Having said all this, I've set a deadline: February 2010. If I am not preggo (for real this time, with a baby that will actually live!) we'll start the paperwork. It could be years before we actually end up parents, if that becomes our route. I hope the semi-fertility gods smile upon us by then.

the birth of PIG

The weeks since our return from Mexico have been tumultuous - in my brain, anyway. The therapist would like for me to keep track of the dialogue in my head, and boy oh boy do I wish I never tuned in to that particular disaster. I'm really, really hard on myself, and I don't know how to turn off - or at least lower the volume of - the part of me that responds to our current frustrations and heartbreak with such gems as "You can't stay pregnant because you are a horrible horrible person. Why would a baby want you as a mom?"

sigh. I'd actually been quite proud of my state of mind - for probably two weeks, I felt hopeful for the future. I didn't break down into tears at the mere sight of a pregnant belly. I walked through the baby aisle at Target and imagined what it would be like to shop for my own precious bundle (I haven't been able to do that since we first started trying to procreate, at least not without the aforementioned tears.) And then, like the bitch that she is, reality came crushing down on me. PIG has been born. The pictures of her precious little face are a stark reminder of what I will, most likely, never have. Dreams - crushed. Hope - crushed. Functional me - crushed.
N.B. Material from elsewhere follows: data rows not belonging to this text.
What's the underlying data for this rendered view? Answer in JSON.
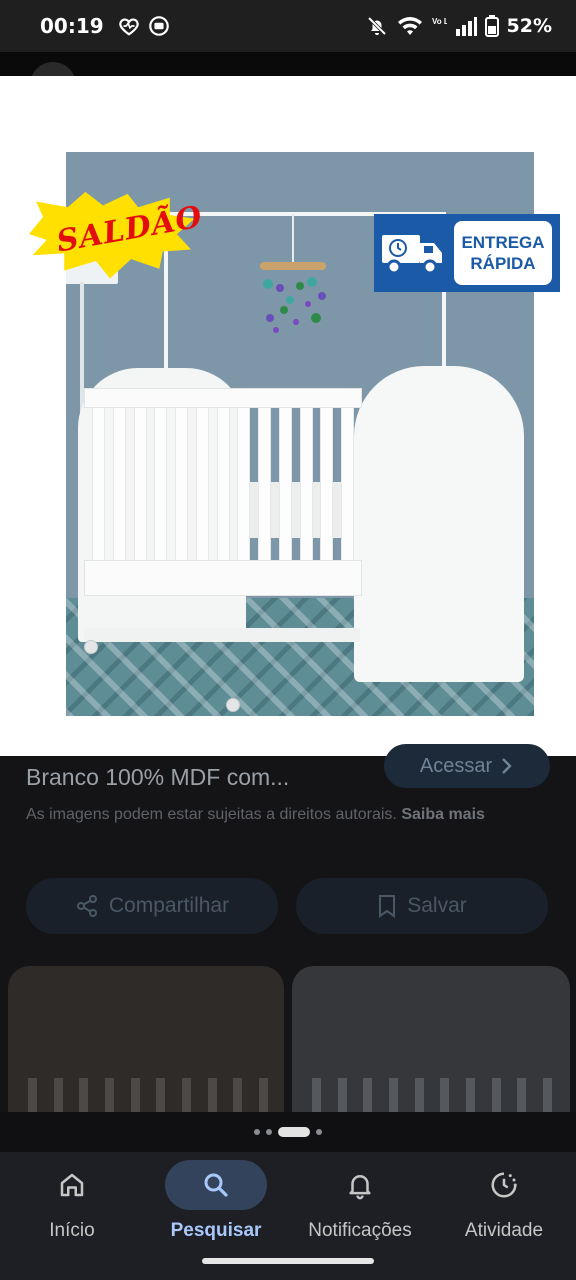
{
  "status_bar": {
    "time": "00:19",
    "battery": "52%",
    "icons": [
      "heart-monitor-icon",
      "media-icon",
      "bell-off-icon",
      "wifi-icon",
      "volte-icon",
      "signal-icon",
      "battery-icon"
    ],
    "volte_label": "Vo LTE"
  },
  "image": {
    "sale_badge": "SALDÃO",
    "delivery_badge": {
      "line1": "ENTREGA",
      "line2": "RÁPIDA"
    }
  },
  "details": {
    "title": "Branco 100% MDF com...",
    "visit_button": "Acessar",
    "copyright_text": "As imagens podem estar sujeitas a direitos autorais.",
    "learn_more": "Saiba mais",
    "share_button": "Compartilhar",
    "save_button": "Salvar"
  },
  "pager": {
    "count": 4,
    "active_index": 2
  },
  "bottom_nav": {
    "items": [
      {
        "label": "Início",
        "icon": "home-icon"
      },
      {
        "label": "Pesquisar",
        "icon": "search-icon",
        "active": true
      },
      {
        "label": "Notificações",
        "icon": "bell-icon"
      },
      {
        "label": "Atividade",
        "icon": "activity-icon"
      }
    ]
  },
  "colors": {
    "accent": "#a8c7fa",
    "active_pill": "#33435b",
    "sale_yellow": "#ffe000",
    "sale_red": "#e30d0d",
    "delivery_blue": "#1b5aa6"
  }
}
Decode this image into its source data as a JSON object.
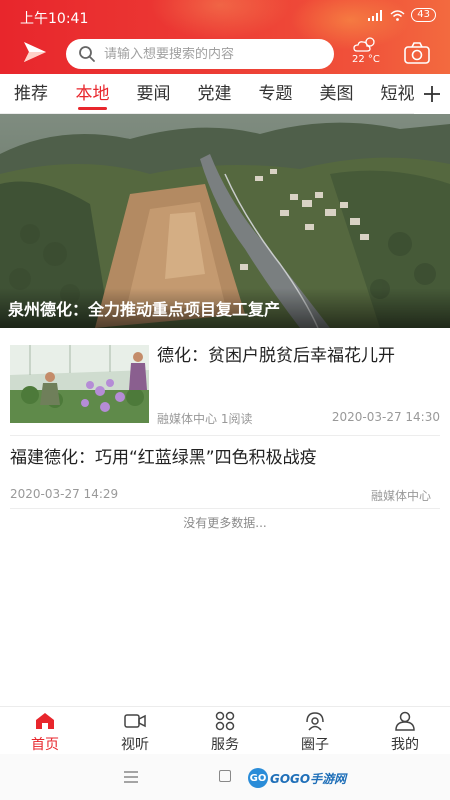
{
  "status_bar": {
    "time": "上午10:41",
    "battery": "43",
    "colors": {
      "header_start": "#e8262c",
      "header_end": "#f36a3f"
    }
  },
  "header": {
    "logo_icon": "app-logo-icon",
    "search_placeholder": "请输入想要搜索的内容",
    "weather_icon": "partly-cloudy-icon",
    "weather_temp": "22 °C",
    "camera_icon": "camera-icon"
  },
  "tabs": {
    "items": [
      {
        "label": "推荐",
        "active": false
      },
      {
        "label": "本地",
        "active": true
      },
      {
        "label": "要闻",
        "active": false
      },
      {
        "label": "党建",
        "active": false
      },
      {
        "label": "专题",
        "active": false
      },
      {
        "label": "美图",
        "active": false
      },
      {
        "label": "短视",
        "active": false
      }
    ],
    "add_icon": "plus-icon",
    "accent_color": "#e8262c"
  },
  "hero": {
    "caption": "泉州德化：全力推动重点项目复工复产"
  },
  "articles": [
    {
      "title": "德化：贫困户脱贫后幸福花儿开",
      "source": "融媒体中心",
      "reads": "1阅读",
      "date": "2020-03-27 14:30"
    },
    {
      "title": "福建德化：巧用“红蓝绿黑”四色积极战疫",
      "date": "2020-03-27 14:29",
      "source": "融媒体中心"
    }
  ],
  "list_end_text": "没有更多数据...",
  "bottom_nav": [
    {
      "label": "首页",
      "icon": "home-icon",
      "active": true
    },
    {
      "label": "视听",
      "icon": "video-icon",
      "active": false
    },
    {
      "label": "服务",
      "icon": "grid-icon",
      "active": false
    },
    {
      "label": "圈子",
      "icon": "community-icon",
      "active": false
    },
    {
      "label": "我的",
      "icon": "person-icon",
      "active": false
    }
  ],
  "watermark": {
    "logo_text": "GO",
    "text": "GOGO手游网"
  }
}
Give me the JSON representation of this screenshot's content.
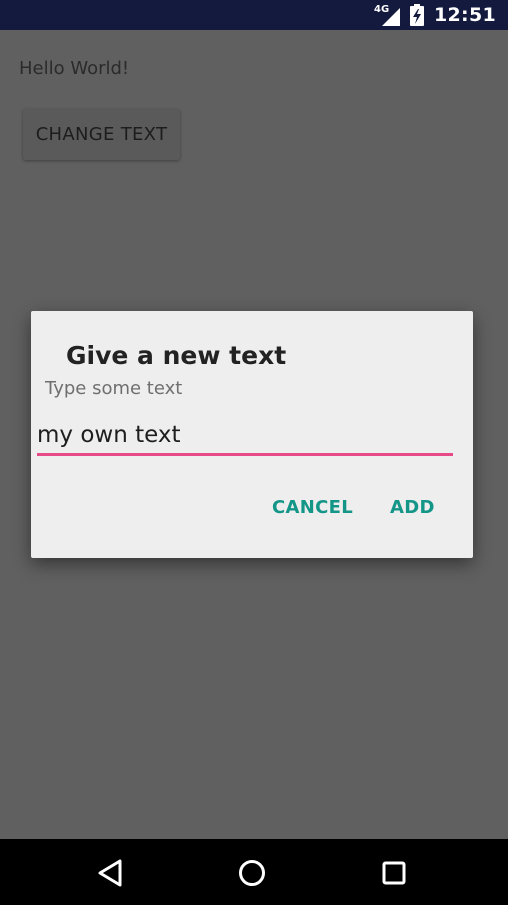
{
  "status_bar": {
    "network": "4G",
    "time": "12:51",
    "icons": [
      "signal-icon",
      "battery-charging-icon"
    ],
    "background": "#131A3E"
  },
  "main": {
    "hello_text": "Hello World!",
    "change_button_label": "CHANGE TEXT"
  },
  "dialog": {
    "title": "Give a new text",
    "message": "Type some text",
    "input_value": "my own text",
    "cancel_label": "CANCEL",
    "add_label": "ADD",
    "accent_color": "#139688",
    "input_underline_color": "#E74B87"
  },
  "nav_bar": {
    "icons": [
      "back-icon",
      "home-icon",
      "recents-icon"
    ]
  }
}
bigger sigh. The emotions that I've been experiencing have made something quite clear to me: eventually, Hubby and I need to decide to get off the hamster wheel of semi-fertility. At some point, we'll even need to figure out a viable form of birth control, since I can never go back on the pill due to my clotting issues. It's quite difficult for Hubby to wrap his head around that one, and I don't blame him: we can't seem to have kids, so why do we need birth control? Well, I cannot go on having pregnancy loss after pregnancy loss. I'd rather just not get pregnant at all if heartbreak is all I get in the end.

Speaking of heartbreak, I know that the decision to stop trying will mostly come down to me. Hubby is wonderful and supportive, and while he's sad about our babies that weren't, he also has this delusional idea that if we keep getting pregnant, eventually one will stick. I'm not so sure. At what point do I kill his dreams of having a biological child? After 6 losses? 8? or maybe 10? At what point do they lock me up in an insane asylum? I am so so sad for him. He is so kind-hearted, so gentle and yet so tough, and he would make a great daddy, but because he's stuck with me, chances are, he'll never get to experience watching the birth of his child. Sometimes, I truly wish we had never met. He'd be someone else's incredible Hubby, and he'd probably be a daddy by now. Happy. Oblivious to the shit hand that life has dealt me.

Can you tell I'm feeling down?